### WORK ITEM:
Look through the data below and show every line that includes "JSON".

Data about app and page elements:

+-------+

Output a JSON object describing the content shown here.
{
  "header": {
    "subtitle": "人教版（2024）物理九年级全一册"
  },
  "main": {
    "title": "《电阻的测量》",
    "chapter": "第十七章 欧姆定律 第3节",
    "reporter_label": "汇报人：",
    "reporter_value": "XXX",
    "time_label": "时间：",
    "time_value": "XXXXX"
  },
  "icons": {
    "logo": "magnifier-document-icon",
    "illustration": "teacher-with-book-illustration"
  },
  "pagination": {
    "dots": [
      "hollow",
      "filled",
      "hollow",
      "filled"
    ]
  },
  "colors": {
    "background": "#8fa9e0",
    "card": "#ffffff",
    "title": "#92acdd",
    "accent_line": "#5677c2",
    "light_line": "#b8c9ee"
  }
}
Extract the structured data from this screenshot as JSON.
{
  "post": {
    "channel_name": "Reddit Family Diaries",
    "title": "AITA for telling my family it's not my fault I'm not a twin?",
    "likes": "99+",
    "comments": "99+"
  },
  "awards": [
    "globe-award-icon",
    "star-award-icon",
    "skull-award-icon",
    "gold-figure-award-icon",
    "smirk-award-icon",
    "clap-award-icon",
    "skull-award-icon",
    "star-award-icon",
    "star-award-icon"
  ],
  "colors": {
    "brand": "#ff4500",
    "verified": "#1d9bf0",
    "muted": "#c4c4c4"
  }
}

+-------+

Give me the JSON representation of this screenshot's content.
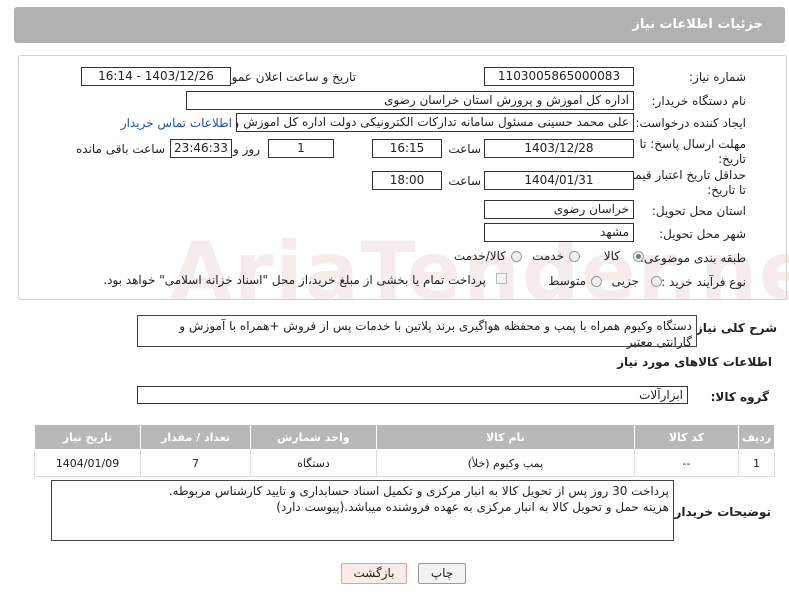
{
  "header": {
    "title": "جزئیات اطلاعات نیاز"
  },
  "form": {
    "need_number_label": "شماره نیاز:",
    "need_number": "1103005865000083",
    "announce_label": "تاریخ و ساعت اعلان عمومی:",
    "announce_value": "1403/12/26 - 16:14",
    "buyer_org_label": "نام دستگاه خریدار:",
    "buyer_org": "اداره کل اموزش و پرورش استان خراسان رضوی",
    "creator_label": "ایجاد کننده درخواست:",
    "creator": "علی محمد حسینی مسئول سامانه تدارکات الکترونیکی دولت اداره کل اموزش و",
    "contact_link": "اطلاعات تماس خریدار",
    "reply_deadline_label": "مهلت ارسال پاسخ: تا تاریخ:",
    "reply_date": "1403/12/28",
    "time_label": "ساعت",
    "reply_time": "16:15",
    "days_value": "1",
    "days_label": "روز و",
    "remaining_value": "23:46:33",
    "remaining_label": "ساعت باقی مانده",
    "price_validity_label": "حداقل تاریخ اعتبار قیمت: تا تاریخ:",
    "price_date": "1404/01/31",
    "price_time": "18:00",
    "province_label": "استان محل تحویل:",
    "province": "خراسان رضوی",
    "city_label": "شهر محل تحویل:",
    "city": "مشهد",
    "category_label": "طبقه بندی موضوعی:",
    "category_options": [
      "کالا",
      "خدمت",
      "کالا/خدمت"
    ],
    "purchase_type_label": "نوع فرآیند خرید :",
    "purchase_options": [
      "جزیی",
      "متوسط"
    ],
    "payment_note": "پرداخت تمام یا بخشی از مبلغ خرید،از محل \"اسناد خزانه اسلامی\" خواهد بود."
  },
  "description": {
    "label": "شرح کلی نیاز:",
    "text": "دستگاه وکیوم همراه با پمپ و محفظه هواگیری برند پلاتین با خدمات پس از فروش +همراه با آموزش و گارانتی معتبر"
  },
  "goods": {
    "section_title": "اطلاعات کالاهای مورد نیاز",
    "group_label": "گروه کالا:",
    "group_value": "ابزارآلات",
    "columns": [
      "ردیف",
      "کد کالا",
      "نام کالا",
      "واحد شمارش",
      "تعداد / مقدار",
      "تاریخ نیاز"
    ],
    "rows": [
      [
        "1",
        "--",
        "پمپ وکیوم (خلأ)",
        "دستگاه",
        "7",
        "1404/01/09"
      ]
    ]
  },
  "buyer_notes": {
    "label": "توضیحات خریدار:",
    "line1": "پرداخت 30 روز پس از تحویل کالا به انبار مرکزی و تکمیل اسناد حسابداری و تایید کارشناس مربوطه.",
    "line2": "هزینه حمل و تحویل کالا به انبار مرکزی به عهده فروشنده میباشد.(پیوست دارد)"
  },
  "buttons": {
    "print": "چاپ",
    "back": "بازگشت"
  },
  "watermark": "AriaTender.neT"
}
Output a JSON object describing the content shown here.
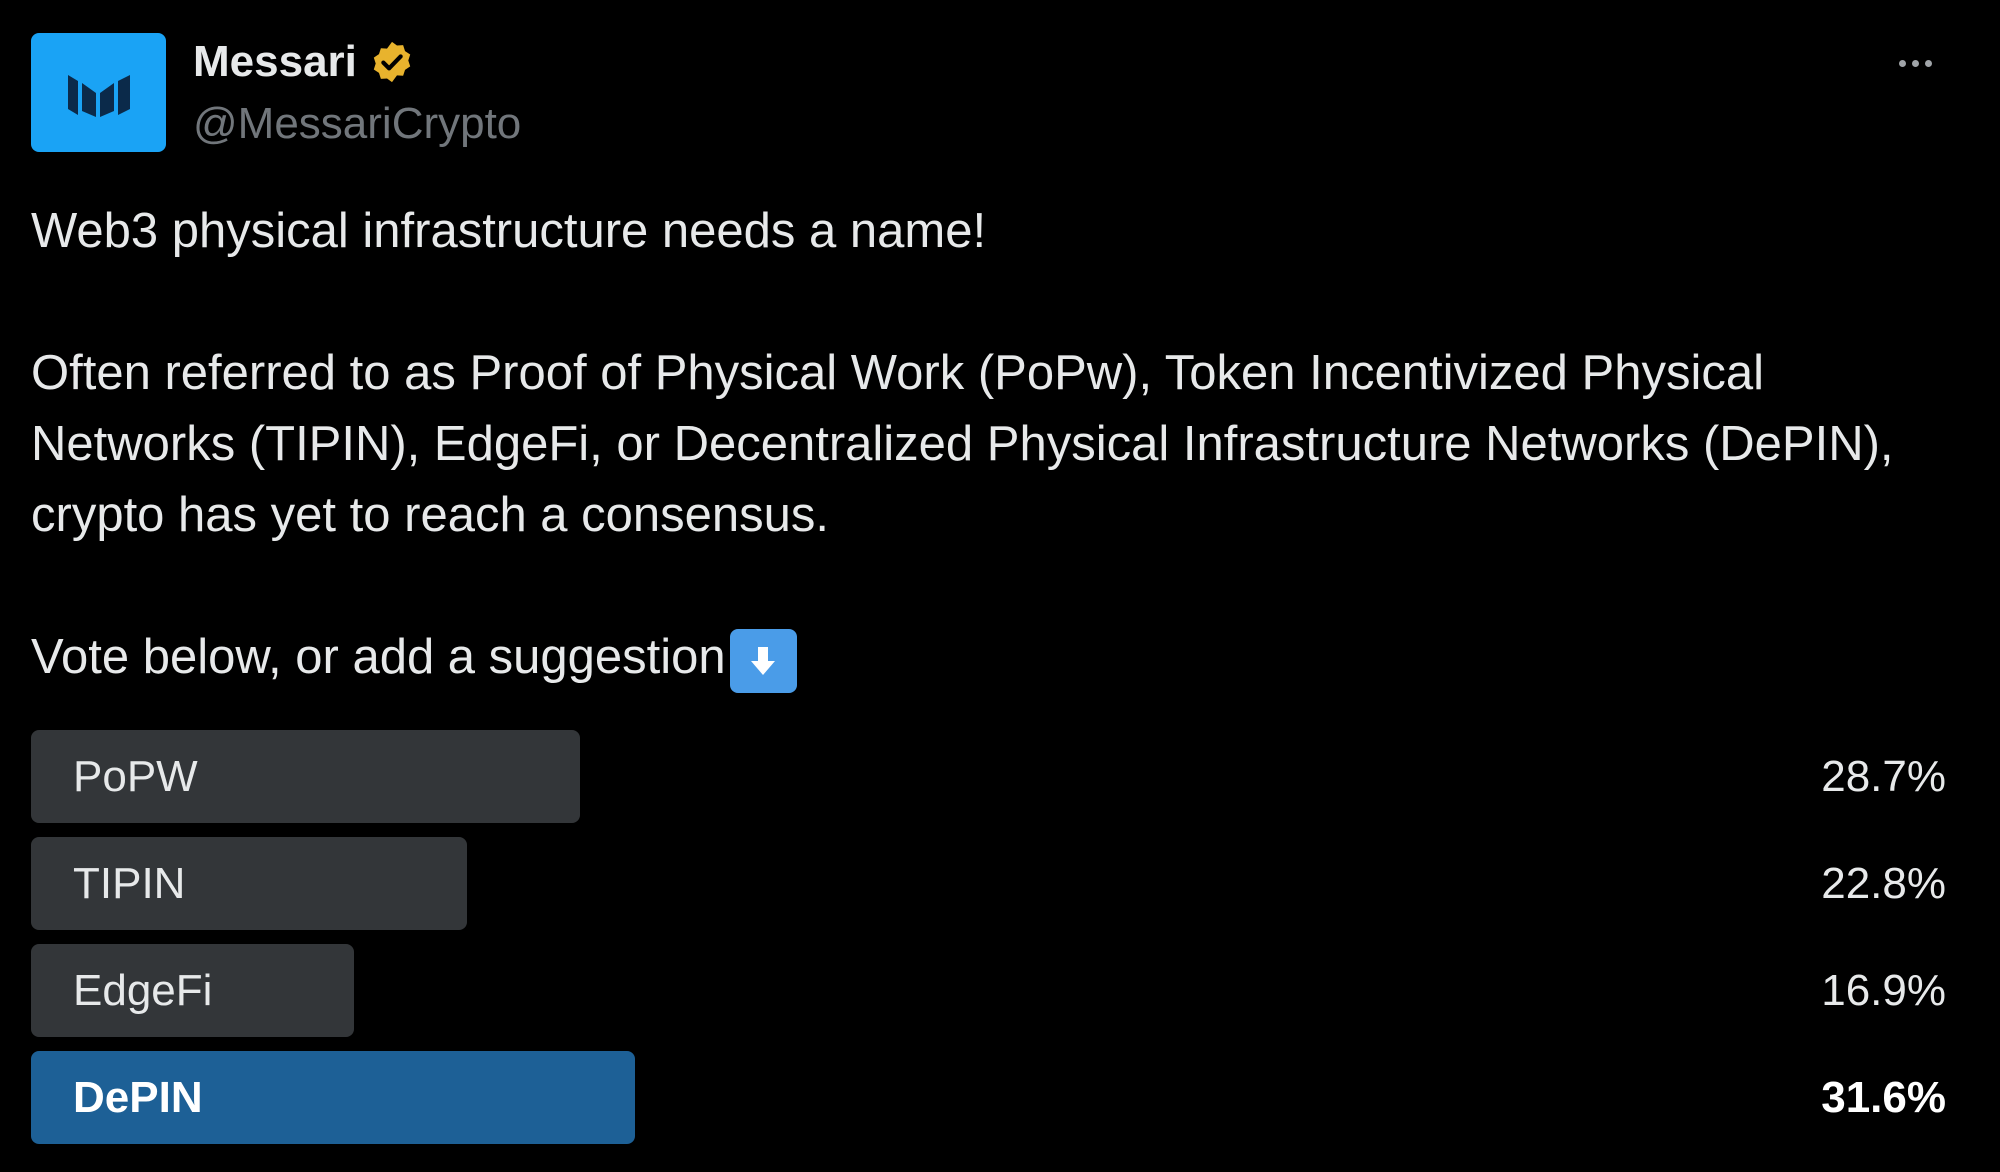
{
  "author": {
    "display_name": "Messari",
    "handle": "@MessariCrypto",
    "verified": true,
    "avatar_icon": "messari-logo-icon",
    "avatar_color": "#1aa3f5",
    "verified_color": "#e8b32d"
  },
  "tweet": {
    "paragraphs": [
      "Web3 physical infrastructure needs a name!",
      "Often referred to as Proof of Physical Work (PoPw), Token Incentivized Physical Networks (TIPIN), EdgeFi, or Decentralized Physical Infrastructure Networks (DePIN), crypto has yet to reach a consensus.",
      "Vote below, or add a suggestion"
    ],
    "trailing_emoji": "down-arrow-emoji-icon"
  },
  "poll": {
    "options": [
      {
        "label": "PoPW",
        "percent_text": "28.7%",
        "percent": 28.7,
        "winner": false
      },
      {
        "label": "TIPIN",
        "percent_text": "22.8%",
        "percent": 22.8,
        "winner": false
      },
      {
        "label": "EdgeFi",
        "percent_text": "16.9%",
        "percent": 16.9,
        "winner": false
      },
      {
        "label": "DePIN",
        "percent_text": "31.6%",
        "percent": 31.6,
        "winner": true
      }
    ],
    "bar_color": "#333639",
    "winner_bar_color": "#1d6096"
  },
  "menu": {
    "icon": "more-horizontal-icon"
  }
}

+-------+

### ANSWER SPACE:
Output a JSON object describing the content shown here.
Extract the structured data from this screenshot as JSON.
Give me the JSON representation of this screenshot's content.
Output a JSON object describing the content shown here.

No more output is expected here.